Revenue at Chicago-based Am Law 100 firm Jenner & Block slipped in 2018 for the third straight year, but the firm’s decreasing head count helped bolster financial metrics including revenue per lawyer and profits per equity partner.
Jenner’s revenue last year of $441.3 million was down 1.7 percent from the year prior, according to preliminary data from ALM. The firm also saw its head count drop 8.1 percent last year to 467 lawyers. That dynamic helped revenue per lawyer rise 6.9 percent to $945,000.
The firm increased its profits per equity partner by 6.3 percent to $1.5 million. That rise was helped by a significant drop in the firm’s number of nonequity partners and the total amount of compensation they received in 2018.
The firm’s nonequity partner count fell by 17 lawyers to 100 partners, a nearly 15 percent decline. The firm’s equity partner ranks shrank by 1.8 percent, or 2 partners, to 109 lawyers. Nonequity partners in 2018 were paid, as a group, about $16.6 million less than in 2017. Meanwhile, the firm’s equity partners increased their profit pool by about $8.2 million from the prior year.

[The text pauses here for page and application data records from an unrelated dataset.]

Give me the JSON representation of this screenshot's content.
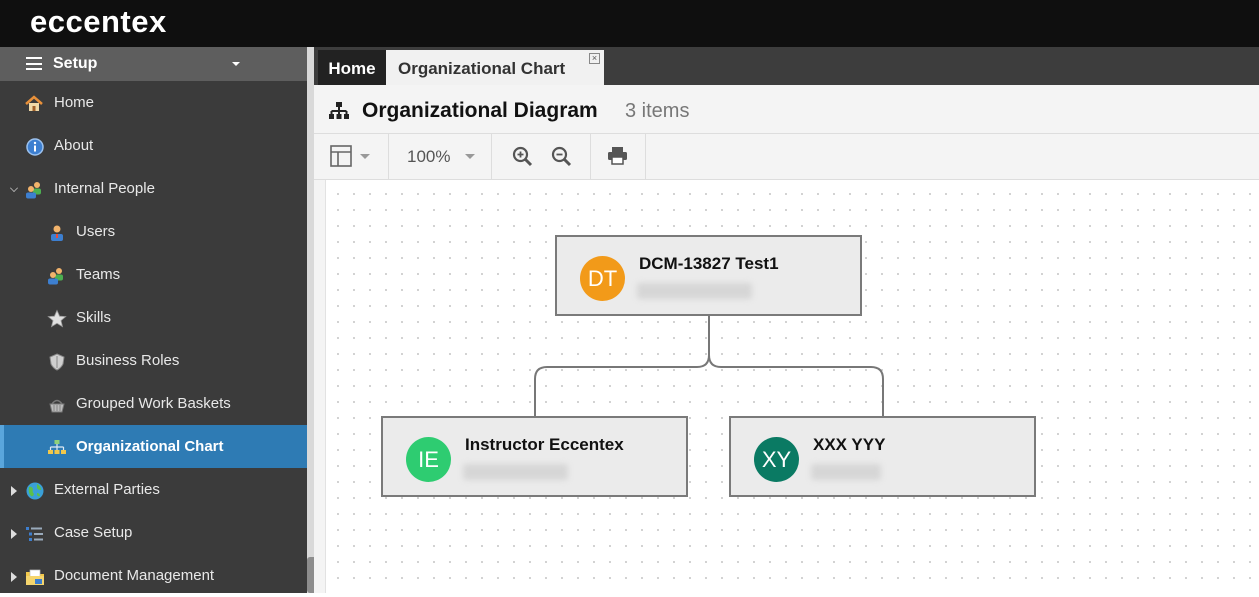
{
  "app": {
    "logo": "eccentex"
  },
  "sidebar": {
    "header": "Setup",
    "items": [
      {
        "label": "Home"
      },
      {
        "label": "About"
      },
      {
        "label": "Internal People"
      },
      {
        "label": "Users"
      },
      {
        "label": "Teams"
      },
      {
        "label": "Skills"
      },
      {
        "label": "Business Roles"
      },
      {
        "label": "Grouped Work Baskets"
      },
      {
        "label": "Organizational Chart"
      },
      {
        "label": "External Parties"
      },
      {
        "label": "Case Setup"
      },
      {
        "label": "Document Management"
      }
    ]
  },
  "tabs": [
    {
      "label": "Home"
    },
    {
      "label": "Organizational Chart",
      "close": "×"
    }
  ],
  "page": {
    "title": "Organizational Diagram",
    "count": "3 items"
  },
  "toolbar": {
    "zoom": "100%"
  },
  "diagram": {
    "nodes": [
      {
        "initials": "DT",
        "name": "DCM-13827 Test1",
        "color": "#f29a19"
      },
      {
        "initials": "IE",
        "name": "Instructor Eccentex",
        "color": "#2ecc71"
      },
      {
        "initials": "XY",
        "name": "XXX YYY",
        "color": "#0a7a63"
      }
    ]
  },
  "colors": {
    "active_nav": "#2e7bb4",
    "topbar": "#0f0f0f",
    "sidebar": "#3b3b3b"
  }
}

The head count declines were a reversal from recent years at Jenner, known for its litigation chops. Jenner’s roster of lawyers had grown by more than a quarter from 2014 to 2017. But that head count growth had not been accompanied with corresponding revenue increases.

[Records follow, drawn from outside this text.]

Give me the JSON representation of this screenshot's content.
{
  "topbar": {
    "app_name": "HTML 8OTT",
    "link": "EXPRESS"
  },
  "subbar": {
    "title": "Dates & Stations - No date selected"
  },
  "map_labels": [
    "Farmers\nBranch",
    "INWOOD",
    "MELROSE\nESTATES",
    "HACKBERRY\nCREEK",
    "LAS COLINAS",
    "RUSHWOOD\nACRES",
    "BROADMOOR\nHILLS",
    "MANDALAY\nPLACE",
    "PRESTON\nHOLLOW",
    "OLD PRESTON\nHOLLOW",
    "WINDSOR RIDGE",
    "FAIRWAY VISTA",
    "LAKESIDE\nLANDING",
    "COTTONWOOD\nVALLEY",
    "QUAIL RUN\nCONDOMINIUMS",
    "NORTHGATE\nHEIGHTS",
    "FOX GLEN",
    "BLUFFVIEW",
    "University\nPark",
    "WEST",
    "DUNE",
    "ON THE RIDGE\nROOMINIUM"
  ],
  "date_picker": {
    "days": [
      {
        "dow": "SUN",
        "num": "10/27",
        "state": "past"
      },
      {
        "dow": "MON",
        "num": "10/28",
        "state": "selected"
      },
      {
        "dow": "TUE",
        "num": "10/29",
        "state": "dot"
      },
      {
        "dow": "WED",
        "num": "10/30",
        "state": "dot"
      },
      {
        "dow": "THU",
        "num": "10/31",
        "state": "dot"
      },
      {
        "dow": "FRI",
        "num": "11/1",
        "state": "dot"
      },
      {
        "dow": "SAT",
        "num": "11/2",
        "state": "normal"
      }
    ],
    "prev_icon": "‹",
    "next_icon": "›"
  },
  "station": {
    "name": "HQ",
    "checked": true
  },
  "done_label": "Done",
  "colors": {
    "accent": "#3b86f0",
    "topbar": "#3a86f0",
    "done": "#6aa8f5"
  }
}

Terrence Truax, the firm’s managing partner, said the head count declines last year were not the result of a focused pruning of any particular practice groups. Still, he said the firm’s results in 2018 reflected “very strong internal management that we have exercised.”

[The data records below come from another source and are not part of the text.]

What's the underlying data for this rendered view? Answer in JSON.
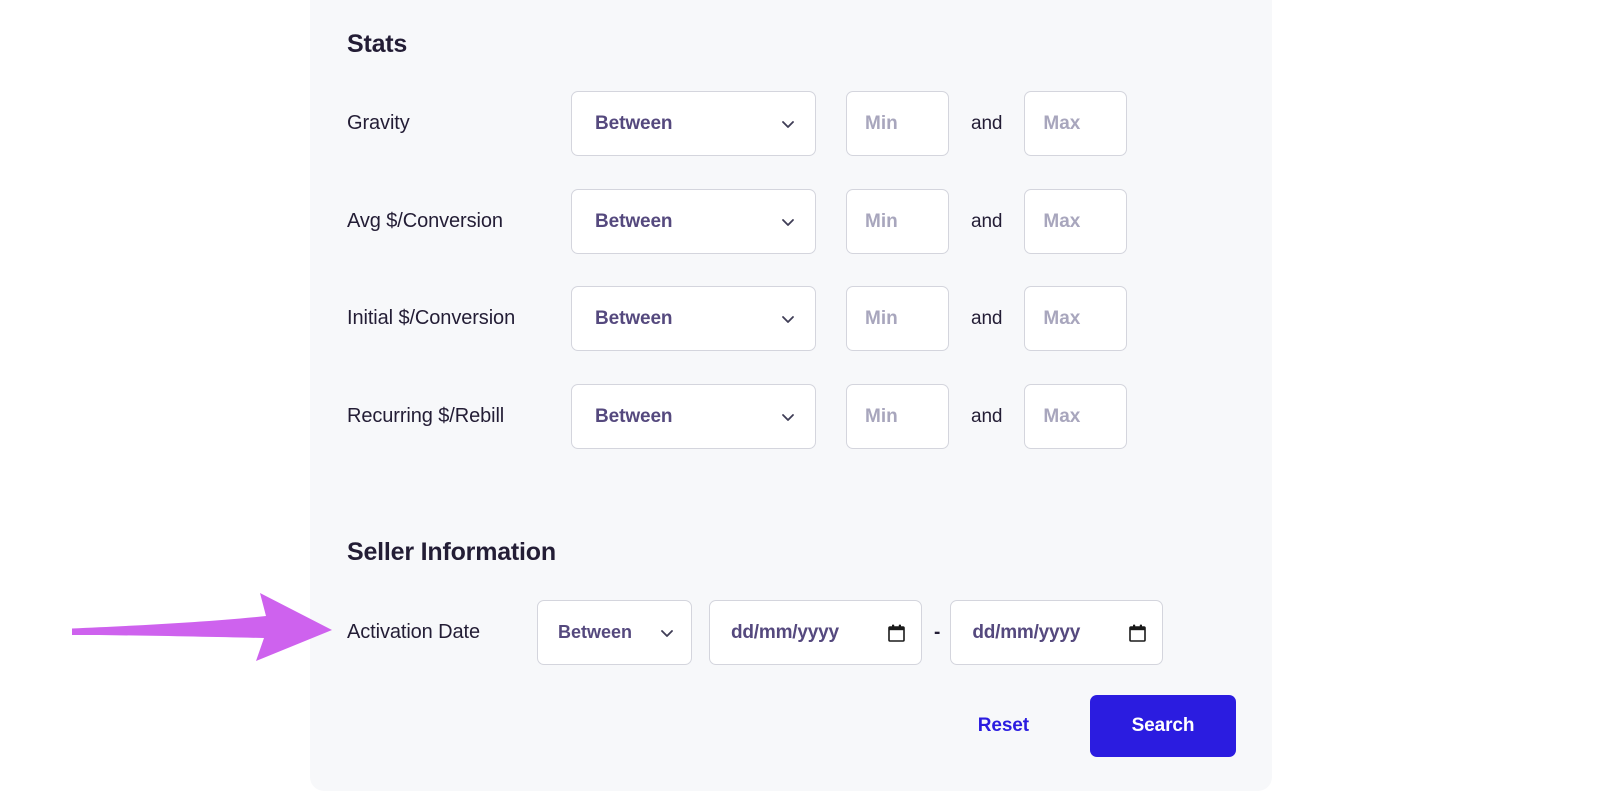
{
  "panel": {
    "background_color": "#F7F8FA"
  },
  "stats": {
    "heading": "Stats",
    "and_label": "and",
    "rows": [
      {
        "label": "Gravity",
        "operator": "Between",
        "min_placeholder": "Min",
        "min_value": "",
        "max_placeholder": "Max",
        "max_value": ""
      },
      {
        "label": "Avg $/Conversion",
        "operator": "Between",
        "min_placeholder": "Min",
        "min_value": "",
        "max_placeholder": "Max",
        "max_value": ""
      },
      {
        "label": "Initial $/Conversion",
        "operator": "Between",
        "min_placeholder": "Min",
        "min_value": "",
        "max_placeholder": "Max",
        "max_value": ""
      },
      {
        "label": "Recurring $/Rebill",
        "operator": "Between",
        "min_placeholder": "Min",
        "min_value": "",
        "max_placeholder": "Max",
        "max_value": ""
      }
    ]
  },
  "seller_information": {
    "heading": "Seller Information",
    "activation_date": {
      "label": "Activation Date",
      "operator": "Between",
      "start_date_placeholder": "dd/mm/yyyy",
      "end_date_placeholder": "dd/mm/yyyy",
      "separator": "-",
      "calendar_icon": "calendar-icon"
    }
  },
  "actions": {
    "reset_label": "Reset",
    "search_label": "Search",
    "primary_color": "#2B1CE0"
  },
  "annotation": {
    "arrow_color": "#CE62EE",
    "points_to": "Activation Date"
  },
  "icons": {
    "chevron_down": "chevron-down-icon"
  }
}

“We have worked very diligently to manage our firm in order to make sure we have the right scale and the right lineup to deliver this very high-end set of services that we want to be delivering to our clients,” Truax said in an interview. “That’s what we’ve done, and we’re continuing to engage in that.”
Truax said the firm had maintained its long-term commitment to pro bono work over the past year, with 100 percent of the firm’s lawyers spending 20 hours or more on free legal representation. The firm has topped The American Lawyer’s pro bono rankings nine times, including last year.
Jenner this year named Craig Martin as the firm’s new chairman. That role had been left vacant when Anton “Tony” Valukas stepped down in April 2017. Martin had already served as the head of the firm’s litigation practice, which accounts for roughly two-thirds of Jenner’s lawyers.
Jenner’s financial fortunes have taken a number of turns over the past five years.
Following a weak 2013 that saw revenue fall nearly 8 percent, the firm saw back-to-back years of 14 percent revenue growth in 2014 and 2015. In 2015 in particular, the firm’s top-line figure reached a record high of $465 million and PEP soared to $1.72 million. Those years’ financials were buoyed by big-ticket investigations including those over ignition failures at General Motor Corp. and independent monitor assignments for Citigroup Inc. and Credit Suisse AG.
Since that 2015 high, Jenner’s revenue has dipped 5 percent and its PEP has fallen 14 percent. But in a longer time period, since the 2013 low, the firm’s revenue and PEP are both up nearly 25 percent. Truax said he was pleased with the firm’s longer-term financial growth, but said the firm aspired to do better more recently.
“Our goal is to deliver this high-end product to our client base, and we think we are doing that and think we can continue to do better at it, frankly,” Truax said.